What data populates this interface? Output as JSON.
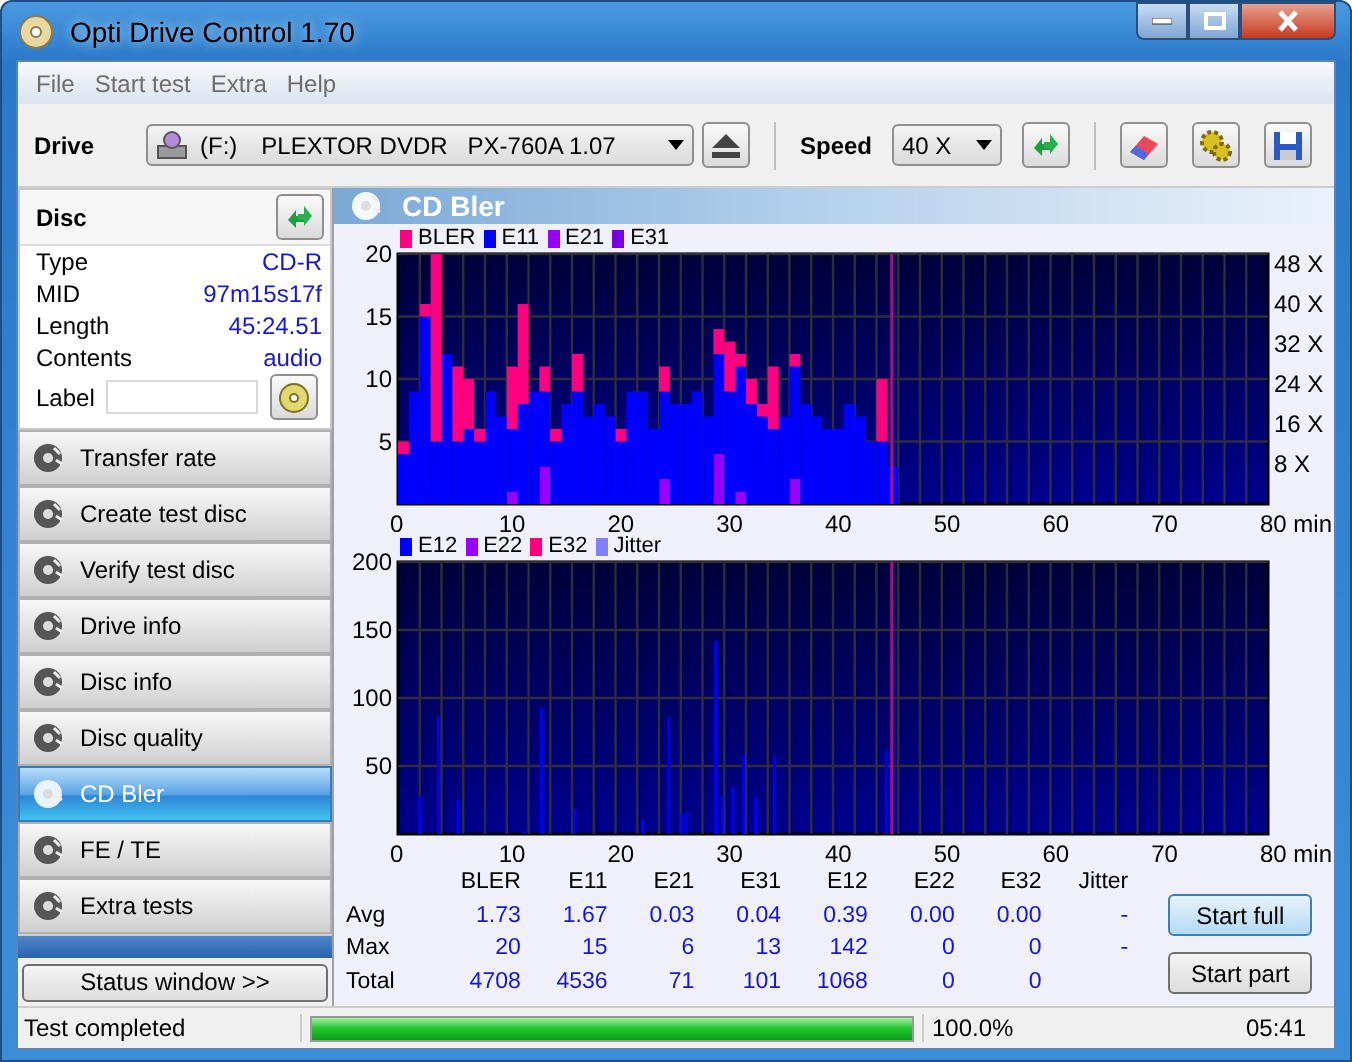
{
  "window": {
    "title": "Opti Drive Control 1.70"
  },
  "menu": [
    "File",
    "Start test",
    "Extra",
    "Help"
  ],
  "toolbar": {
    "drive_label": "Drive",
    "drive_letter": "(F:)",
    "drive_name": "PLEXTOR DVDR   PX-760A 1.07",
    "speed_label": "Speed",
    "speed": "40 X"
  },
  "disc": {
    "title": "Disc",
    "fields": [
      {
        "label": "Type",
        "value": "CD-R"
      },
      {
        "label": "MID",
        "value": "97m15s17f"
      },
      {
        "label": "Length",
        "value": "45:24.51"
      },
      {
        "label": "Contents",
        "value": "audio"
      }
    ],
    "label_caption": "Label"
  },
  "nav": [
    {
      "label": "Transfer rate",
      "selected": false
    },
    {
      "label": "Create test disc",
      "selected": false
    },
    {
      "label": "Verify test disc",
      "selected": false
    },
    {
      "label": "Drive info",
      "selected": false
    },
    {
      "label": "Disc info",
      "selected": false
    },
    {
      "label": "Disc quality",
      "selected": false
    },
    {
      "label": "CD Bler",
      "selected": true
    },
    {
      "label": "FE / TE",
      "selected": false
    },
    {
      "label": "Extra tests",
      "selected": false
    }
  ],
  "status_window_button": "Status window >>",
  "panel": {
    "title": "CD Bler",
    "top_chart": {
      "chart_data": {
        "type": "bar",
        "xlim": [
          0,
          80
        ],
        "ylim": [
          0,
          20
        ],
        "x": [
          0,
          1,
          2,
          3,
          4,
          5,
          6,
          7,
          8,
          9,
          10,
          11,
          12,
          13,
          14,
          15,
          16,
          17,
          18,
          19,
          20,
          21,
          22,
          23,
          24,
          25,
          26,
          27,
          28,
          29,
          30,
          31,
          32,
          33,
          34,
          35,
          36,
          37,
          38,
          39,
          40,
          41,
          42,
          43,
          44,
          45
        ],
        "series": [
          {
            "name": "BLER",
            "color": "#ff0080",
            "values": [
              1,
              0,
              1,
              15,
              0,
              6,
              4,
              1,
              0,
              0,
              5,
              8,
              0,
              2,
              1,
              0,
              3,
              0,
              0,
              0,
              1,
              0,
              0,
              0,
              2,
              0,
              0,
              0,
              0,
              2,
              4,
              1,
              2,
              1,
              5,
              0,
              1,
              0,
              0,
              0,
              0,
              0,
              0,
              0,
              5,
              0
            ]
          },
          {
            "name": "E11",
            "color": "#0000ff",
            "values": [
              4,
              9,
              15,
              5,
              12,
              5,
              6,
              5,
              9,
              7,
              5,
              8,
              9,
              6,
              5,
              8,
              9,
              7,
              8,
              7,
              5,
              9,
              9,
              6,
              7,
              8,
              8,
              9,
              7,
              8,
              9,
              10,
              8,
              7,
              6,
              7,
              9,
              8,
              7,
              6,
              6,
              8,
              7,
              5,
              5,
              3
            ]
          },
          {
            "name": "E21",
            "color": "#9900ff",
            "values": [
              0,
              0,
              0,
              0,
              0,
              0,
              0,
              0,
              0,
              0,
              1,
              0,
              0,
              3,
              0,
              0,
              0,
              0,
              0,
              0,
              0,
              0,
              0,
              0,
              2,
              0,
              0,
              0,
              0,
              4,
              0,
              1,
              0,
              0,
              0,
              0,
              2,
              0,
              0,
              0,
              0,
              0,
              0,
              0,
              0,
              0
            ]
          },
          {
            "name": "E31",
            "color": "#7a00e0",
            "values": [
              0,
              0,
              0,
              0,
              0,
              0,
              0,
              0,
              0,
              0,
              0,
              0,
              0,
              0,
              0,
              0,
              0,
              0,
              0,
              0,
              0,
              0,
              0,
              0,
              0,
              0,
              0,
              0,
              0,
              0,
              0,
              0,
              0,
              0,
              0,
              0,
              0,
              0,
              0,
              0,
              0,
              0,
              0,
              0,
              0,
              0
            ]
          }
        ],
        "stacked": true,
        "grid": true,
        "y2lim": [
          0,
          50
        ],
        "xticks": [
          0,
          10,
          20,
          30,
          40,
          50,
          60,
          70,
          {
            "value": 80,
            "label": "80 min"
          }
        ],
        "yticks": [
          5,
          10,
          15,
          20
        ],
        "y2ticks": [
          {
            "value": 8,
            "label": "8 X"
          },
          {
            "value": 16,
            "label": "16 X"
          },
          {
            "value": 24,
            "label": "24 X"
          },
          {
            "value": 32,
            "label": "32 X"
          },
          {
            "value": 40,
            "label": "40 X"
          },
          {
            "value": 48,
            "label": "48 X"
          }
        ],
        "ref_lines": [
          {
            "axis": "x",
            "value": 45.4,
            "color": "#a0108a"
          }
        ]
      }
    },
    "bottom_chart": {
      "chart_data": {
        "type": "bar",
        "xlim": [
          0,
          80
        ],
        "ylim": [
          0,
          200
        ],
        "x": [
          2,
          3.7,
          5.5,
          11.6,
          13.2,
          16.2,
          22.5,
          24.9,
          26.1,
          26.5,
          29.2,
          29.8,
          30.8,
          31.8,
          32.9,
          34.6,
          44.9
        ],
        "series": [
          {
            "name": "E12",
            "color": "#0000ff",
            "values": [
              28,
              86,
              25,
              2,
              93,
              18,
              10,
              86,
              15,
              16,
              142,
              28,
              34,
              58,
              26,
              58,
              62
            ]
          },
          {
            "name": "E22",
            "color": "#9900ff",
            "values": [
              0,
              0,
              0,
              0,
              0,
              0,
              0,
              0,
              0,
              0,
              0,
              0,
              0,
              0,
              0,
              0,
              0
            ]
          },
          {
            "name": "E32",
            "color": "#ff0080",
            "values": [
              0,
              0,
              0,
              0,
              0,
              0,
              0,
              0,
              0,
              0,
              0,
              0,
              0,
              0,
              0,
              0,
              0
            ]
          },
          {
            "name": "Jitter",
            "color": "#8080ff",
            "values": [
              null,
              null,
              null,
              null,
              null,
              null,
              null,
              null,
              null,
              null,
              null,
              null,
              null,
              null,
              null,
              null,
              null
            ]
          }
        ],
        "grid": true,
        "xticks": [
          0,
          10,
          20,
          30,
          40,
          50,
          60,
          70,
          {
            "value": 80,
            "label": "80 min"
          }
        ],
        "yticks": [
          50,
          100,
          150,
          200
        ],
        "ref_lines": [
          {
            "axis": "x",
            "value": 45.4,
            "color": "#a0108a"
          }
        ]
      }
    },
    "stats": {
      "columns": [
        "BLER",
        "E11",
        "E21",
        "E31",
        "E12",
        "E22",
        "E32",
        "Jitter"
      ],
      "rows": [
        {
          "label": "Avg",
          "cells": [
            "1.73",
            "1.67",
            "0.03",
            "0.04",
            "0.39",
            "0.00",
            "0.00",
            "-"
          ]
        },
        {
          "label": "Max",
          "cells": [
            "20",
            "15",
            "6",
            "13",
            "142",
            "0",
            "0",
            "-"
          ]
        },
        {
          "label": "Total",
          "cells": [
            "4708",
            "4536",
            "71",
            "101",
            "1068",
            "0",
            "0"
          ]
        }
      ]
    },
    "buttons": [
      "Start full",
      "Start part"
    ]
  },
  "status_bar": {
    "message": "Test completed",
    "progress": {
      "level": 1.0
    },
    "percent": "100.0%",
    "time": "05:41"
  }
}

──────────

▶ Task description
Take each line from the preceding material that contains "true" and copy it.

▶ Solved problem
      "selected": true
        "stacked": true,
        "grid": true,
        "grid": true,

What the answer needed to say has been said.